Contact Lenses and Your Eyes By Drs. Stuart and Marcia Glass

We asked Dr. Marcia and Dr. Stuart Glass of Glass Vision Associates in Boca Raton, FL to answer some of the most common questions they receive about Contact Lenses.

Who can wear contacts lenses and at what age can you start? 
When to begin wearing contact lens is determined more by maturity than by age.  Does the person have good hygiene habits?  Is the person responsible enough to always brush their teeth, and keep their room clean?   Contact lenses are wonderful, but require proper care.  We have fit responsible 10 year olds, but generally ages 12- 13 is a good place to start.

Are glasses better for my eyes than contact lenses? 
Glasses may be a better option for some patients with certain prescriptions and or medical conditions, but contacts are currently available for many people.  We prescribe many different types of contacts, that can correct for astigmatism, replace bifocals and are also for weekend wear or occasional wear for sports.

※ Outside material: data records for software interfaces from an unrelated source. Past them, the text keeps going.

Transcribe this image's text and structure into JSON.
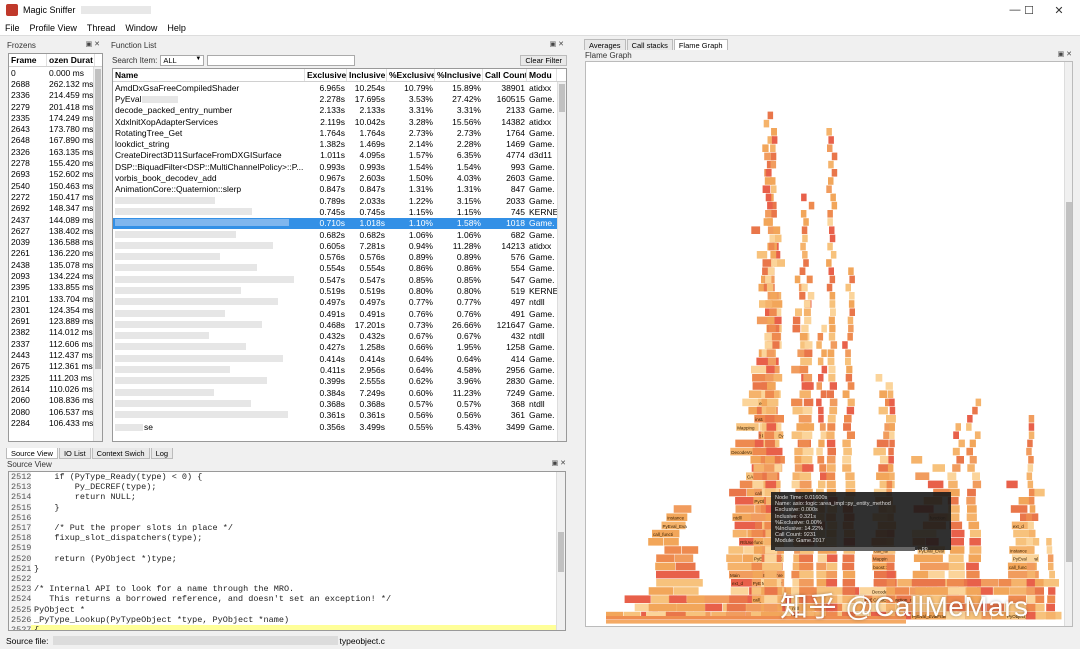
{
  "window": {
    "title": "Magic Sniffer",
    "minimize": "—",
    "maximize": "☐",
    "close": "✕"
  },
  "menu": [
    "File",
    "Profile View",
    "Thread",
    "Window",
    "Help"
  ],
  "frozens": {
    "title": "Frozens",
    "float": "▣ ✕",
    "headers": [
      "Frame",
      "ozen Durat"
    ],
    "rows": [
      [
        "0",
        "0.000 ms"
      ],
      [
        "2688",
        "262.132 ms"
      ],
      [
        "2336",
        "214.459 ms"
      ],
      [
        "2279",
        "201.418 ms"
      ],
      [
        "2335",
        "174.249 ms"
      ],
      [
        "2643",
        "173.780 ms"
      ],
      [
        "2648",
        "167.890 ms"
      ],
      [
        "2326",
        "163.135 ms"
      ],
      [
        "2278",
        "155.420 ms"
      ],
      [
        "2693",
        "152.602 ms"
      ],
      [
        "2540",
        "150.463 ms"
      ],
      [
        "2272",
        "150.417 ms"
      ],
      [
        "2692",
        "148.347 ms"
      ],
      [
        "2437",
        "144.089 ms"
      ],
      [
        "2627",
        "138.402 ms"
      ],
      [
        "2039",
        "136.588 ms"
      ],
      [
        "2261",
        "136.220 ms"
      ],
      [
        "2438",
        "135.078 ms"
      ],
      [
        "2093",
        "134.224 ms"
      ],
      [
        "2395",
        "133.855 ms"
      ],
      [
        "2101",
        "133.704 ms"
      ],
      [
        "2301",
        "124.354 ms"
      ],
      [
        "2691",
        "123.889 ms"
      ],
      [
        "2382",
        "114.012 ms"
      ],
      [
        "2337",
        "112.606 ms"
      ],
      [
        "2443",
        "112.437 ms"
      ],
      [
        "2675",
        "112.361 ms"
      ],
      [
        "2325",
        "111.203 ms"
      ],
      [
        "2614",
        "110.026 ms"
      ],
      [
        "2060",
        "108.836 ms"
      ],
      [
        "2080",
        "106.537 ms"
      ],
      [
        "2284",
        "106.433 ms"
      ]
    ]
  },
  "function_list": {
    "title": "Function List",
    "float": "▣ ✕",
    "search_label": "Search Item:",
    "search_scope": "ALL",
    "clear_filter": "Clear Filter",
    "headers": [
      "Name",
      "Exclusive",
      "Inclusive",
      "%Exclusive",
      "%Inclusive",
      "Call Count",
      "Modu"
    ],
    "rows": [
      [
        "AmdDxGsaFreeCompiledShader",
        "6.965s",
        "10.254s",
        "10.79%",
        "15.89%",
        "38901",
        "atidxx"
      ],
      [
        "PyEval",
        "2.278s",
        "17.695s",
        "3.53%",
        "27.42%",
        "160515",
        "Game."
      ],
      [
        "decode_packed_entry_number",
        "2.133s",
        "2.133s",
        "3.31%",
        "3.31%",
        "2133",
        "Game."
      ],
      [
        "XdxlnitXopAdapterServices",
        "2.119s",
        "10.042s",
        "3.28%",
        "15.56%",
        "14382",
        "atidxx"
      ],
      [
        "RotatingTree_Get",
        "1.764s",
        "1.764s",
        "2.73%",
        "2.73%",
        "1764",
        "Game."
      ],
      [
        "lookdict_string",
        "1.382s",
        "1.469s",
        "2.14%",
        "2.28%",
        "1469",
        "Game."
      ],
      [
        "CreateDirect3D11SurfaceFromDXGISurface",
        "1.011s",
        "4.095s",
        "1.57%",
        "6.35%",
        "4774",
        "d3d11"
      ],
      [
        "DSP::BiquadFilter<DSP::MultiChannelPolicy>::P...",
        "0.993s",
        "0.993s",
        "1.54%",
        "1.54%",
        "993",
        "Game."
      ],
      [
        "vorbis_book_decodev_add",
        "0.967s",
        "2.603s",
        "1.50%",
        "4.03%",
        "2603",
        "Game."
      ],
      [
        "AnimationCore::Quaternion::slerp",
        "0.847s",
        "0.847s",
        "1.31%",
        "1.31%",
        "847",
        "Game."
      ],
      [
        "",
        "0.789s",
        "2.033s",
        "1.22%",
        "3.15%",
        "2033",
        "Game."
      ],
      [
        "",
        "0.745s",
        "0.745s",
        "1.15%",
        "1.15%",
        "745",
        "KERNE"
      ],
      [
        "",
        "0.710s",
        "1.018s",
        "1.10%",
        "1.58%",
        "1018",
        "Game."
      ],
      [
        "",
        "0.682s",
        "0.682s",
        "1.06%",
        "1.06%",
        "682",
        "Game."
      ],
      [
        "",
        "0.605s",
        "7.281s",
        "0.94%",
        "11.28%",
        "14213",
        "atidxx"
      ],
      [
        "",
        "0.576s",
        "0.576s",
        "0.89%",
        "0.89%",
        "576",
        "Game."
      ],
      [
        "",
        "0.554s",
        "0.554s",
        "0.86%",
        "0.86%",
        "554",
        "Game."
      ],
      [
        "",
        "0.547s",
        "0.547s",
        "0.85%",
        "0.85%",
        "547",
        "Game."
      ],
      [
        "",
        "0.519s",
        "0.519s",
        "0.80%",
        "0.80%",
        "519",
        "KERNE"
      ],
      [
        "",
        "0.497s",
        "0.497s",
        "0.77%",
        "0.77%",
        "497",
        "ntdll"
      ],
      [
        "",
        "0.491s",
        "0.491s",
        "0.76%",
        "0.76%",
        "491",
        "Game."
      ],
      [
        "",
        "0.468s",
        "17.201s",
        "0.73%",
        "26.66%",
        "121647",
        "Game."
      ],
      [
        "",
        "0.432s",
        "0.432s",
        "0.67%",
        "0.67%",
        "432",
        "ntdll"
      ],
      [
        "",
        "0.427s",
        "1.258s",
        "0.66%",
        "1.95%",
        "1258",
        "Game."
      ],
      [
        "",
        "0.414s",
        "0.414s",
        "0.64%",
        "0.64%",
        "414",
        "Game."
      ],
      [
        "",
        "0.411s",
        "2.956s",
        "0.64%",
        "4.58%",
        "2956",
        "Game."
      ],
      [
        "",
        "0.399s",
        "2.555s",
        "0.62%",
        "3.96%",
        "2830",
        "Game."
      ],
      [
        "",
        "0.384s",
        "7.249s",
        "0.60%",
        "11.23%",
        "7249",
        "Game."
      ],
      [
        "",
        "0.368s",
        "0.368s",
        "0.57%",
        "0.57%",
        "368",
        "ntdll"
      ],
      [
        "",
        "0.361s",
        "0.361s",
        "0.56%",
        "0.56%",
        "361",
        "Game."
      ],
      [
        "se",
        "0.356s",
        "3.499s",
        "0.55%",
        "5.43%",
        "3499",
        "Game."
      ]
    ]
  },
  "bottom_tabs": [
    "Source View",
    "IO List",
    "Context Swich",
    "Log"
  ],
  "source_view": {
    "title": "Source View",
    "float": "▣ ✕",
    "lines": [
      [
        "2512",
        "    if (PyType_Ready(type) < 0) {"
      ],
      [
        "2513",
        "        Py_DECREF(type);"
      ],
      [
        "2514",
        "        return NULL;"
      ],
      [
        "2515",
        "    }"
      ],
      [
        "2516",
        ""
      ],
      [
        "2517",
        "    /* Put the proper slots in place */"
      ],
      [
        "2518",
        "    fixup_slot_dispatchers(type);"
      ],
      [
        "2519",
        ""
      ],
      [
        "2520",
        "    return (PyObject *)type;"
      ],
      [
        "2521",
        "}"
      ],
      [
        "2522",
        ""
      ],
      [
        "2523",
        "/* Internal API to look for a name through the MRO."
      ],
      [
        "2524",
        "   This returns a borrowed reference, and doesn't set an exception! */"
      ],
      [
        "2525",
        "PyObject *"
      ],
      [
        "2526",
        "_PyType_Lookup(PyTypeObject *type, PyObject *name)"
      ],
      [
        "2527",
        "{"
      ]
    ]
  },
  "status": {
    "label": "Source file:",
    "file_suffix": "typeobject.c"
  },
  "right_tabs": [
    "Averages",
    "Call stacks",
    "Flame Graph"
  ],
  "flame": {
    "title": "Flame Graph",
    "float": "▣ ✕",
    "labels": [
      "call_fun",
      "PyEval_EvalFrame",
      "PyEval_EvalCode",
      "function_call",
      "PyObject_Call",
      "call_function",
      "PyEval_EvalCodeEx",
      "instancemethod_c",
      "ext_d",
      "Main",
      "BaseThreadInitThunk",
      "RtlUserThreadStart",
      "ntdll",
      "CAIoEngine::Perfor",
      "DecodeVo",
      "boost::asio::detail",
      "Mapping"
    ],
    "tooltip": [
      "Node Time: 0.01600s",
      "Name: asio::logic::area_impl::py_entity_method",
      "Exclusive: 0.000s",
      "Inclusive: 0.321s",
      "%Exclusive: 0.00%",
      "%Inclusive: 14.22%",
      "Call Count: 9231",
      "Module: Game.2017"
    ],
    "tooltip_path": "...pp"
  },
  "watermark": "知乎 @CallMeMars"
}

As a contact lens wearer, it is extremely important to also have an up to date pair of glasses.

Is wearing contacts better for sports activity?
Absolutely!  Contacts and sports were made for each other. The peripheral field of view is greatly improved.  No worry about glasses breaking, sliding down or fogging during sports. 

About five years ago, I was told I was not a good candidate for contacts.  I have odd shaped eyes. Are there new options available today?
Five years doesn't seem like a long time, but technological changes in contacts move rapidly.   We have wonderful, comfortable, stable lenses that correct for astigmatism in a wide variety of powers.  During your next exam, let us show you.

Can I sleep with my contacts? How often should I be changing them?
Sleeping in contacts increases the risks for problems, even with high oxygen lenses.  We realize that some patients prefer to sleep in contacts, for those patients we prescribe the highest oxygen lenses available.

How often to change your lens depends on you and the type of lens used?
We prescribe daily replacement and lenses replaced at 2 or 4 weeks.  Sometimes patients with allergies or dry eyes must replace them more frequently.

I am worried about putting my finger in my eye.  How does someone get used to them?
Many times with new wearers, we suggest that patients practice putting their finger just in front of their eyes, almost, but not quite touching.  This usually helps.  The problem is in the mind, not the eyes.  Contacts are there to help you and make your life better, not hurt you.  Most people will do just fine.

I had an exam about 8 months ago.  Do I need a separate exam in order to get contacts?
A spectacle exam is a starting point for a contact lens exam. A contact lens prescription is much different than a spec prescription in that it must also specify the curvature and size of the proper lens.  If you are 8 months out, we must first recheck to see where you are now, then we can discuss what your contact lens expectations are, and how you will use them. Then we can proceed with the contact lens fitting.  That means taking additional measurements, evaluation of tear film, putting diagnostic lenses on and proper follow up and lens care.